Thanks for writing, Jacob,

Markus Wessendorf said...

This is interesting. I just googled "illusion jean renoir beckett godot" after watching Renoir's film. I was so struck by the similarities to "Waiting for Godot" that I wanted to see if someone else had noticed that, too... To me, the sequence suggestinh Renoir's influence on Beckett starts a little bit earlier, namely with the dialog between the von Stroheim character and his dying French friend--they are both talking about the "futility of existence." I was alert after that line...

Markus Wessendorf said...

This is interesting. I just googled "illusion jean renoir beckett godot" after watching Renoir's film. I was so struck by the similarities to "Waiting for Godot" that I wanted to see if someone else had noticed that, too... To me, the sequence suggestinh Renoir's influence on Beckett starts a little bit earlier, namely with the dialog between the von Stroheim character and his dying French friend--they are both talking about the "futility of existence." I was alert after that line...

Edmond Caldwell said...

In that case, you were alerted before I was; I hadn't made the connection until the more specifically 'Godot-like' scene... Thanks for the comment, Markus!

David said...

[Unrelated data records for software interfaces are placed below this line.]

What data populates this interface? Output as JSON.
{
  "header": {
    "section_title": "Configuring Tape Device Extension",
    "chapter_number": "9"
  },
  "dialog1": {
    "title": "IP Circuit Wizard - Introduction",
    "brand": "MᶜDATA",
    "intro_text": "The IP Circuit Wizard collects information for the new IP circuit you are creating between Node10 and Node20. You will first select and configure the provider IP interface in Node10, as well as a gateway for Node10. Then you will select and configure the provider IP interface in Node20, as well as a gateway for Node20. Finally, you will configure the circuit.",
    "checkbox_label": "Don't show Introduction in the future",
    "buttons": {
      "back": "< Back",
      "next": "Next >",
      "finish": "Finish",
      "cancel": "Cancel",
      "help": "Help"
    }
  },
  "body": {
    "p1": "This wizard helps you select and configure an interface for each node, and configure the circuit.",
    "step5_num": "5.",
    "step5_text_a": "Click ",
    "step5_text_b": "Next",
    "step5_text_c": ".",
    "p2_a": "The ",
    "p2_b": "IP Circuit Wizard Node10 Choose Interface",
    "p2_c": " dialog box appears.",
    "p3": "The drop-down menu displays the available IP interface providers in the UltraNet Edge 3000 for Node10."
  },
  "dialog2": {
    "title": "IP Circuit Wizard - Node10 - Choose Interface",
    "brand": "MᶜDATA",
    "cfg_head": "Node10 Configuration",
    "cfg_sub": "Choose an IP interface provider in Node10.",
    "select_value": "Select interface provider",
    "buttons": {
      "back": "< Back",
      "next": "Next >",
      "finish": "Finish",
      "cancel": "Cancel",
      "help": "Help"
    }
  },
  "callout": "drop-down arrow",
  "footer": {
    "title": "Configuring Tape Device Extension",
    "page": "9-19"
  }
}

Thank you very much for sharing this observation. It accords very closely with my own experience on seeing the film for the first time and not knowing who had influenced whom. The landscapes of film and play were so evocative of oneanother. It will be interesting to see if there is any reference in SB's recently published Volume 2Letters which run to 1956.